** Opening Material provided block **
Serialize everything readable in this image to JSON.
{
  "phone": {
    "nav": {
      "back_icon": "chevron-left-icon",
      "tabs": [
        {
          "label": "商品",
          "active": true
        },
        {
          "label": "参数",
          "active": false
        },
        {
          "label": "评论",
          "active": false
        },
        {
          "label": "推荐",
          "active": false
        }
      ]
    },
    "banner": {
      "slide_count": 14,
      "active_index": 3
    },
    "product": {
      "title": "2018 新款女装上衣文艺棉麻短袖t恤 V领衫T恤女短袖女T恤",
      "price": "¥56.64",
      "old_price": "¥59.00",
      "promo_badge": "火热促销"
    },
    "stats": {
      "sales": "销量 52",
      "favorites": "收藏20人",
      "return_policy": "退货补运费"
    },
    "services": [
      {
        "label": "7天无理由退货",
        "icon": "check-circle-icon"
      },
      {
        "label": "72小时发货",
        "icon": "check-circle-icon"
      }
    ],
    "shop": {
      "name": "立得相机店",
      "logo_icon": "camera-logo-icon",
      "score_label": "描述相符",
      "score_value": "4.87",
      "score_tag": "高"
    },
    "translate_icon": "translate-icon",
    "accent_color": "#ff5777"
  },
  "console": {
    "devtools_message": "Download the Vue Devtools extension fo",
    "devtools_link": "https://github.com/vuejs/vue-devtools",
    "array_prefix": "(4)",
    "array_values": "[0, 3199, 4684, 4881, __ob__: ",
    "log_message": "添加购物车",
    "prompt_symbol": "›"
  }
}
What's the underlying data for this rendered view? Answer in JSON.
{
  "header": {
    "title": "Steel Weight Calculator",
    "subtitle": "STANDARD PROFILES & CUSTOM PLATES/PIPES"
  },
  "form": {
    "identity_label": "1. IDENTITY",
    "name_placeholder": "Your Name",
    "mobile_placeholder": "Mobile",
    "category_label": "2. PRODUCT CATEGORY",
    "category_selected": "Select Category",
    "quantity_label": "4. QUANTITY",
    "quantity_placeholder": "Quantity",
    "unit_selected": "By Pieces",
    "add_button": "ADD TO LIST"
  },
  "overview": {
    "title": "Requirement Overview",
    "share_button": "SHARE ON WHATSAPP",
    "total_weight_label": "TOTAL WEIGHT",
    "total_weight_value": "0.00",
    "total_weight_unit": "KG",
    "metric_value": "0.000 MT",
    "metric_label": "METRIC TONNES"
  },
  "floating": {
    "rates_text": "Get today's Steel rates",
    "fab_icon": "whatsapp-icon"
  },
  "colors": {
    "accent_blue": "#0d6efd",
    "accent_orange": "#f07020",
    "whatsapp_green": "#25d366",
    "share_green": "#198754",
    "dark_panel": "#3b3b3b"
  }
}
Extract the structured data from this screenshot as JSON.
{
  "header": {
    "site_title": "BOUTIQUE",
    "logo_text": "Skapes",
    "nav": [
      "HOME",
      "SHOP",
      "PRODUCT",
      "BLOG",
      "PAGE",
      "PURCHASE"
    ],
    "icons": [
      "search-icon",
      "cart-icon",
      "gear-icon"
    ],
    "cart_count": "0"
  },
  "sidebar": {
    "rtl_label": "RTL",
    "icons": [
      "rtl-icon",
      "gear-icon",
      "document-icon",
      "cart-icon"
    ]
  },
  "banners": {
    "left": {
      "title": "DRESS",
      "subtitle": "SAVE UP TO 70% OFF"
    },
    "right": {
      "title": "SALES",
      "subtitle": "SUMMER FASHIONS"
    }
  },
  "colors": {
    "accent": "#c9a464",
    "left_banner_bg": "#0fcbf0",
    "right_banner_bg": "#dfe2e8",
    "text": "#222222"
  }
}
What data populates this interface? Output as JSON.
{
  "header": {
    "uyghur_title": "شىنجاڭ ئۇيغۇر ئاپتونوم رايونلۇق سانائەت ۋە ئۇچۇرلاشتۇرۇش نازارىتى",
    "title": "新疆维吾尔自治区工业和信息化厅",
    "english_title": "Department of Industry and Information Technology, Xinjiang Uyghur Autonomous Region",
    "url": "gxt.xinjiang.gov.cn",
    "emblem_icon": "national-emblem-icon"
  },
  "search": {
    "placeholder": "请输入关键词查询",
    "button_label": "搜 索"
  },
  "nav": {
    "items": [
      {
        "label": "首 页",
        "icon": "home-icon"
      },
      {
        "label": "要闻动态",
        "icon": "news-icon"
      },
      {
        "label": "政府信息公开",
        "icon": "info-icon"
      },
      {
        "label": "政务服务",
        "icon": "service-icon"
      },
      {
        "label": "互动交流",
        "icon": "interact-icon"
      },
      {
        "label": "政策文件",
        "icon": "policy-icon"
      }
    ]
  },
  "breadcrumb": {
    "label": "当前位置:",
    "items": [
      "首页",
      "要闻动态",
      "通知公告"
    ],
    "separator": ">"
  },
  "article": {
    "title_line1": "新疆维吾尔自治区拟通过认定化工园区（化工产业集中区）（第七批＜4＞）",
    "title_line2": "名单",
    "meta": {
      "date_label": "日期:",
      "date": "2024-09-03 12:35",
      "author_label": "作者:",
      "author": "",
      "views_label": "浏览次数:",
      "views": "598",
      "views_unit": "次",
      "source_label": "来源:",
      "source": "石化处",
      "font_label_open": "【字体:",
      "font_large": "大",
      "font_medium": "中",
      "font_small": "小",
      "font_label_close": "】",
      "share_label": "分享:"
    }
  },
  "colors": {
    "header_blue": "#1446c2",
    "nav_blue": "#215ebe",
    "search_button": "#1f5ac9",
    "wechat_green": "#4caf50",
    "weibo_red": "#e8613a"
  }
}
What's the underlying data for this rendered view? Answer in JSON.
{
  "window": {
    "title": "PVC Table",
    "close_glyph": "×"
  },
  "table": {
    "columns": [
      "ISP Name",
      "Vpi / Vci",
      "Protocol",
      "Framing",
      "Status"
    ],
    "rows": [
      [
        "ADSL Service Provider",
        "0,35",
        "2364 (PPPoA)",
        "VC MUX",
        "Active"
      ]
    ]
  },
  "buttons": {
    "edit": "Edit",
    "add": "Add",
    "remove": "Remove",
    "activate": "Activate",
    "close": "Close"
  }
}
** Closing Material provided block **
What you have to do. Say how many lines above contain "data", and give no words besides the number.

Response box. 4